We hired Max to work as a research assistant on the PARC initiative throughout the summer and for the duration of his senior year. In this role he conducted community-based research with faculty, actively engaged with residents in the Near West Side, and created ways for other Marquette students and student organizations to participate in PARC.
Working with Dr. Amber Wichowsky and the MU Democracy Lab, Max helped measure and develop strategies to increase civic engagement in the Near West Side. He was responsible for organizing a group of students to administer surveys to collect data on civic engagement. With the data gathered, he worked closely with Dr. Wichowsky to analyze the data and develop recommendations for PARC.
They then shared the research on the role of community voices in public development with audiences beyond Milwaukee. Max presented with faculty and staff at three academic conferences over the past year.

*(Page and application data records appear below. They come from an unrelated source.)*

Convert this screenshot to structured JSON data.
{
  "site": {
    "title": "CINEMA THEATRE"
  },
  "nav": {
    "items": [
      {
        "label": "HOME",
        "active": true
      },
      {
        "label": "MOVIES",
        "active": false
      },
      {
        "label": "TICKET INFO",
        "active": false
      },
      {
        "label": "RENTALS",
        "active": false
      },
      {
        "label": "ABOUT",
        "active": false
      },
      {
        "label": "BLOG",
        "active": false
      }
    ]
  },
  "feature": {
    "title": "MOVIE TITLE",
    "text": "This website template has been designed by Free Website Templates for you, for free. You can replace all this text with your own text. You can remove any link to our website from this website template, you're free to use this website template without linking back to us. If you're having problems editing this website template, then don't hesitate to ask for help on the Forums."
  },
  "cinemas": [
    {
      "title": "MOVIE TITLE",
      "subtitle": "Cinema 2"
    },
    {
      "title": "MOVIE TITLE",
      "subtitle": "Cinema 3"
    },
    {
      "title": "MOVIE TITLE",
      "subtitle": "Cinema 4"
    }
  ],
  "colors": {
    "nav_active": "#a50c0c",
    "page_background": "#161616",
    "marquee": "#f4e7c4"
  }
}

Max also frequently assisted with trainings for various programs facilitated through PARC. One such program is the Good Neighbor Program which works with landlords to maintain safe and desirable living conditions. Max participated in a walk-through in which landlords and community organizers learned about internal and external property conditions that should be improved and which qualify a landlord for a “Good Neighbor” designation.
The last of Max’s responsibilities was to recruit students and student organizations to participate in PARC programs. Many of these programs were neighborhood cleanups that provided Marquette students the opportunity to explore the Near West Side beyond the campus boundaries and interact with their neighbors. Over 25 students participated in a cleanup as part of their freshman orientation. In another project over 100 students and residents joined Max in building a playground at Merill Park.
Student, faculty, and staff participation in PARC through the Center for Peacemaking exemplifies the contributions each of these groups can make when partnering with community organizations and leaders to implement violence prevention programs and practice applied nonviolent peacemaking.